(Records contained in a dataset)

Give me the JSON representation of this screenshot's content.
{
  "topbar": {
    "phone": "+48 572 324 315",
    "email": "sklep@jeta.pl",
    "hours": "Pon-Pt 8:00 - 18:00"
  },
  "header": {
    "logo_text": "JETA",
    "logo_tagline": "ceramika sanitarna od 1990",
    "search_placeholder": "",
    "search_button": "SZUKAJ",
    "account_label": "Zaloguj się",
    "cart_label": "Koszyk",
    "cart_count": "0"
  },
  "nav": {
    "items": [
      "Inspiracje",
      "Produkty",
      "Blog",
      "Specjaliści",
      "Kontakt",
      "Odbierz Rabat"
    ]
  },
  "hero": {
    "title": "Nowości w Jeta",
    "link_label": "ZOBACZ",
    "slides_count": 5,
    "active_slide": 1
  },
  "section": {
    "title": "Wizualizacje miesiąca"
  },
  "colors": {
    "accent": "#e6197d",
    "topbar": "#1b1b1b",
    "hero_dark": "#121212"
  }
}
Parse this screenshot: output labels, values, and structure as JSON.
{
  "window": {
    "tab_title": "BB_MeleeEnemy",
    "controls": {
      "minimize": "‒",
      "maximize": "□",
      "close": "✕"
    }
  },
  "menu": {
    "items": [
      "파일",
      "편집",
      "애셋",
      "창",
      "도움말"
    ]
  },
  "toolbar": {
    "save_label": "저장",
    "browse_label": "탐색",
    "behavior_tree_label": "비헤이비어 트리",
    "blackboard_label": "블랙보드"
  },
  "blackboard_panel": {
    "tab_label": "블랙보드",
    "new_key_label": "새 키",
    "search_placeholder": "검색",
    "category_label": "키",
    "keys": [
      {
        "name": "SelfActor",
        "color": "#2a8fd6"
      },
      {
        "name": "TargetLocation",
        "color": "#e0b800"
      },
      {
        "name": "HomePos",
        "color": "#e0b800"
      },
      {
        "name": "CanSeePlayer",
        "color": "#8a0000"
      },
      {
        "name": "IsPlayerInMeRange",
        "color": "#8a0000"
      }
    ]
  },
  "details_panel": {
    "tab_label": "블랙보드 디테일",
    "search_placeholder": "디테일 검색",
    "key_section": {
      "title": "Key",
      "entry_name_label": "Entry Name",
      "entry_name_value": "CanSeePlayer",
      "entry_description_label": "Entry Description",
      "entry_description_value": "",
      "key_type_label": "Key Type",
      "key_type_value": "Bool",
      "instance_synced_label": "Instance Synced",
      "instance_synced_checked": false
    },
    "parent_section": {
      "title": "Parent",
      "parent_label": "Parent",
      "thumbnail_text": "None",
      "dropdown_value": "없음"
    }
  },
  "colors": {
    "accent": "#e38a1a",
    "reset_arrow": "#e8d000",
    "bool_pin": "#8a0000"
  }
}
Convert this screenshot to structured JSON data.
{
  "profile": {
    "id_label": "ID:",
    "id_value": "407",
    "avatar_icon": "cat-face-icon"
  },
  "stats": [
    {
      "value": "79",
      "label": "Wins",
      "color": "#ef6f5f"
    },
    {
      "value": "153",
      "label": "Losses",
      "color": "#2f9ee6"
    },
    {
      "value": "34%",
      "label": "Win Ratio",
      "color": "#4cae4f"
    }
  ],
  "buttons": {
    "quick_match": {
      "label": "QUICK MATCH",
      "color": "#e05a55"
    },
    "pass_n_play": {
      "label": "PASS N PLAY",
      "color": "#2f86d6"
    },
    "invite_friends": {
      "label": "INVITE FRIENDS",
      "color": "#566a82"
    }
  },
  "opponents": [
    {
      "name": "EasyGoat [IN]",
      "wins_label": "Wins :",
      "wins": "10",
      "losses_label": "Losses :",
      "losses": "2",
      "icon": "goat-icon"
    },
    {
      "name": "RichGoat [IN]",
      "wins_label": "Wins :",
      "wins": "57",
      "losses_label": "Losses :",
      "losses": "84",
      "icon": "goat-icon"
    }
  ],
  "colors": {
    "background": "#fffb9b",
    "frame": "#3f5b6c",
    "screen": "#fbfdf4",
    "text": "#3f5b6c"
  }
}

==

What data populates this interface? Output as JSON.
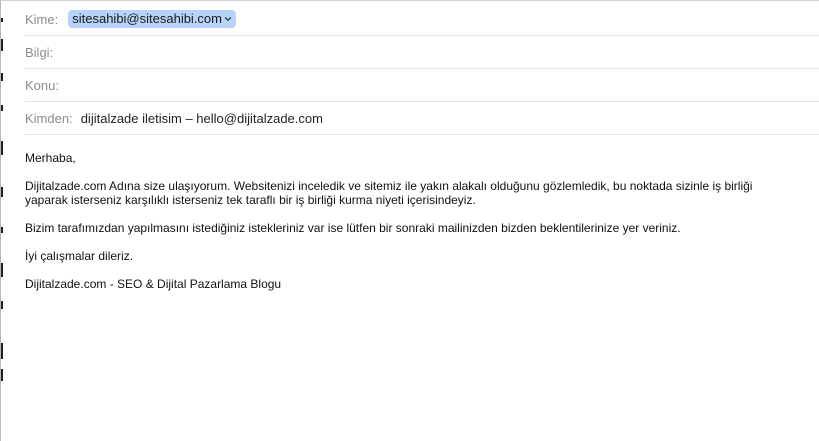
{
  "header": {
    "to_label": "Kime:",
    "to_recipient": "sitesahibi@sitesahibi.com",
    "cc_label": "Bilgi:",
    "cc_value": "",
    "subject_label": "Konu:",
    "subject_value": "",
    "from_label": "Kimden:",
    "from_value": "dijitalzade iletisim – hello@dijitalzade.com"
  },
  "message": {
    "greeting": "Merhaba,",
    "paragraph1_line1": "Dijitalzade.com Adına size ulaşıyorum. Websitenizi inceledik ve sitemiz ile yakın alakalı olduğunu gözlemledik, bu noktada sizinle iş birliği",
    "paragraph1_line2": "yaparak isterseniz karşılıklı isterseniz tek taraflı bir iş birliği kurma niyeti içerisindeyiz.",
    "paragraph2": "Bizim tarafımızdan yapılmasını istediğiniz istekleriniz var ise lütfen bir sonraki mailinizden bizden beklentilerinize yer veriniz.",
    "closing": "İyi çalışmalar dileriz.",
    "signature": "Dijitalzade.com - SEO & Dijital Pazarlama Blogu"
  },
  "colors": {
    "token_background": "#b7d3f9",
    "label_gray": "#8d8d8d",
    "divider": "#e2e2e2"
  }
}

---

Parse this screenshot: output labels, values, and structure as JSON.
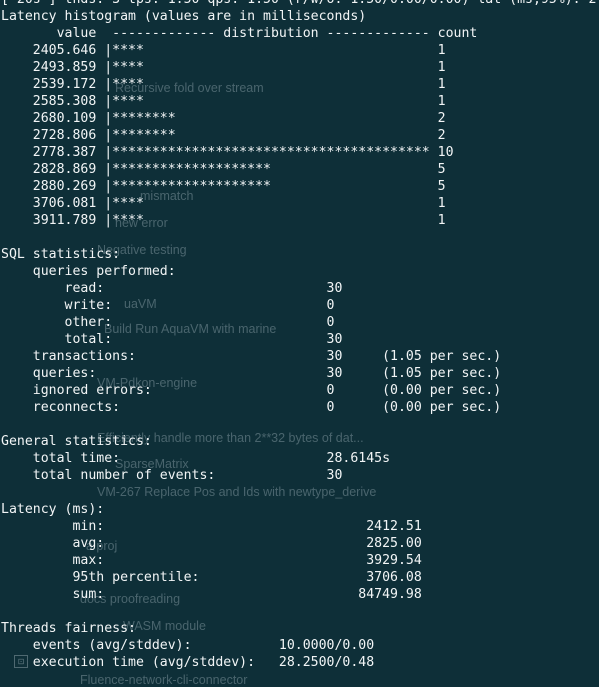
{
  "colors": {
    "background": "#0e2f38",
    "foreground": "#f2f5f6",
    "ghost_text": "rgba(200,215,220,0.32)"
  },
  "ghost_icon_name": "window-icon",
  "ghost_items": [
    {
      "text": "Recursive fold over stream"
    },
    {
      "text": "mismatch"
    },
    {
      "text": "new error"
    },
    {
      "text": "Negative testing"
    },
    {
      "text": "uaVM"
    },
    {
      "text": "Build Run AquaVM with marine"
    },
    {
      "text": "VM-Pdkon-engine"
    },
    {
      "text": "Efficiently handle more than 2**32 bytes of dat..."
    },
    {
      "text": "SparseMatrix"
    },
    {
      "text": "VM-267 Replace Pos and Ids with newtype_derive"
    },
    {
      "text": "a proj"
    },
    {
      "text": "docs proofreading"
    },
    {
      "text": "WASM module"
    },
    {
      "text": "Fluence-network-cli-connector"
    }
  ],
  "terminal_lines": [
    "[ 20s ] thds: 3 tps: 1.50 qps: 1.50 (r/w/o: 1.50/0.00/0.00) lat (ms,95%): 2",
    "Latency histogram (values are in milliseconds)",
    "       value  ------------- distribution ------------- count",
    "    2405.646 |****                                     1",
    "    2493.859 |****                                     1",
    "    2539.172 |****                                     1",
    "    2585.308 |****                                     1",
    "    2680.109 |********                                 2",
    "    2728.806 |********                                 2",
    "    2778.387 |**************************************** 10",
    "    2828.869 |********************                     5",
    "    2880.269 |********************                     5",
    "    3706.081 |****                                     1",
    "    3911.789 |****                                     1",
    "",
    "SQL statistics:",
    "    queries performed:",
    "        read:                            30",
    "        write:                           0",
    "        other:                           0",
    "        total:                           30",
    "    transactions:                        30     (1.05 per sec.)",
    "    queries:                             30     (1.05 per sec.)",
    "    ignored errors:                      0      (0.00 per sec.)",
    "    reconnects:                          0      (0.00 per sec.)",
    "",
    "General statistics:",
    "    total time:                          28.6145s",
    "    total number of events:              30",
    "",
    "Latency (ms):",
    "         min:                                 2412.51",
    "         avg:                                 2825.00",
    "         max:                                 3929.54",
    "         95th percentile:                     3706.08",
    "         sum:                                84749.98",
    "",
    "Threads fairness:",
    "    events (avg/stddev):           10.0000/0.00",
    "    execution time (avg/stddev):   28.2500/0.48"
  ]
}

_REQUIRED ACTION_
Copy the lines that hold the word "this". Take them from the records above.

_YOUR RESPONSE_
Give me the JSON representation of this screenshot's content.
Parse this screenshot: output labels, values, and structure as JSON.
Convert this screenshot to structured JSON data.
What data populates this interface? Output as JSON.
Parse this screenshot: output labels, values, and structure as JSON.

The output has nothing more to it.